A large number of chip makers these days are developing server-class system-on-chips based on the ARM architecture, and trying to grab a piece of the lucrative server market.
Several analysts have also expressed their beliefs that ARM architecture could disrupt the server market. But the CEO of VMware, Patrick Gelsinger remains skeptical about ARM in the server space:
“We are skeptical that chips [from] outside of Intel and Advanced Micro Devices’ x86 [architecture] will find much uptake outside of niche use cases. Even if you could drop the power consumption of x86 by 25%, it would not make that much of a difference. Chip architectures don’t change because of 25% power improvements. You have got to have 10x power improvements to make that happen.”
Prior to joining VMware, Patrick spent thirty years designing chips at Intel, so he knows the business inside out. Still, he raises some valid points above, and unless the situation drastically improves in terms of power requirements, x86 architecture is set to rule.
And this is good news for Microsoft and its server ambitions. The company recently made its first foray into ARM with Windows RT to a lukewarm response.

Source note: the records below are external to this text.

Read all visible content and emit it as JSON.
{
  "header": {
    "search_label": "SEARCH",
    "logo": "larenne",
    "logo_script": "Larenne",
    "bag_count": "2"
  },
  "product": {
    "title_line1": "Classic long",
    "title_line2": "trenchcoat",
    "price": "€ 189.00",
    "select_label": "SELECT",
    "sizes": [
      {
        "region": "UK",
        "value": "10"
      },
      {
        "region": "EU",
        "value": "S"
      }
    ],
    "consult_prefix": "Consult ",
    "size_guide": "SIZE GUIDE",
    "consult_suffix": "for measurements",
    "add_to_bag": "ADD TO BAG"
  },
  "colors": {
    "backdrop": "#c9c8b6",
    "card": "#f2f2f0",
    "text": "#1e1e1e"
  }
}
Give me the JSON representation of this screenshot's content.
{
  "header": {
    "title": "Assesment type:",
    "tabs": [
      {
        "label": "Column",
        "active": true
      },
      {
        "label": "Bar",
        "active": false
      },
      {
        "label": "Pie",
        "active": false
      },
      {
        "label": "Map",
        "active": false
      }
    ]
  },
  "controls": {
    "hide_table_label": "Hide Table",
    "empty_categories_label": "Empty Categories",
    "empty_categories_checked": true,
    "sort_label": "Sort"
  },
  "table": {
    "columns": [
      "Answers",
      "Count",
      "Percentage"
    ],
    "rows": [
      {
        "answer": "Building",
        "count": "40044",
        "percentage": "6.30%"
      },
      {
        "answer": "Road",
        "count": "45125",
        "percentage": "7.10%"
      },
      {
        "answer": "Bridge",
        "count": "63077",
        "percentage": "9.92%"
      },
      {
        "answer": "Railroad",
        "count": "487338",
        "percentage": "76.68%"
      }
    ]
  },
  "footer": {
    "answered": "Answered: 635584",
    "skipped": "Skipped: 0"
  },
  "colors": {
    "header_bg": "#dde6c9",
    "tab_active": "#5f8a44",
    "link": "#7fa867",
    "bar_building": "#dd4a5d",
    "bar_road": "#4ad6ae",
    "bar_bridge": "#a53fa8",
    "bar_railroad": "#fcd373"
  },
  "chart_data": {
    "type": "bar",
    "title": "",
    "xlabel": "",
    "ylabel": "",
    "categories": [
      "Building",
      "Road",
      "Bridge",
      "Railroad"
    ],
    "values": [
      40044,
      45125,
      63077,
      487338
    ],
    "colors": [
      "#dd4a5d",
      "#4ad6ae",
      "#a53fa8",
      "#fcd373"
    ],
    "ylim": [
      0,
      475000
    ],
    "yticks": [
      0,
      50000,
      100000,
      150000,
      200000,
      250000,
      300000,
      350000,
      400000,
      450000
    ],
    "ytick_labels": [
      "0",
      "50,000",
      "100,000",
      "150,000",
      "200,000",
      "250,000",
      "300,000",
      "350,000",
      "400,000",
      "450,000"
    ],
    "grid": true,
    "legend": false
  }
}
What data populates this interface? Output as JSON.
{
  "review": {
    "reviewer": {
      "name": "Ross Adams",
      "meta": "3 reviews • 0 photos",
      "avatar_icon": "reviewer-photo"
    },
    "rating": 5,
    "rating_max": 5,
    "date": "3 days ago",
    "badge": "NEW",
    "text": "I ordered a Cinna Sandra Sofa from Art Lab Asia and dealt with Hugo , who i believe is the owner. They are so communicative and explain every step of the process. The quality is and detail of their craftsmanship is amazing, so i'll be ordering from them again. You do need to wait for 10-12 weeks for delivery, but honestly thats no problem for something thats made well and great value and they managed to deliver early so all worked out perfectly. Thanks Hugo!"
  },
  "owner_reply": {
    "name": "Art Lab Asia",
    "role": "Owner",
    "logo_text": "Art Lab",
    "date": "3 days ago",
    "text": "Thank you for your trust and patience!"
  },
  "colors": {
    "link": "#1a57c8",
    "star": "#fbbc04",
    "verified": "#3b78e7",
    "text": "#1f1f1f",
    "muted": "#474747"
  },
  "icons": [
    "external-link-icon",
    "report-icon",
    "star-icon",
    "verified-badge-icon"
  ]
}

Nevertheless, a recent report from HIS iSuppli seems to suggest that ARM is increasingly gaining support from software and OS vendors — and if this continues, it could potentially put pressure on both Intel and AMD in the coming years.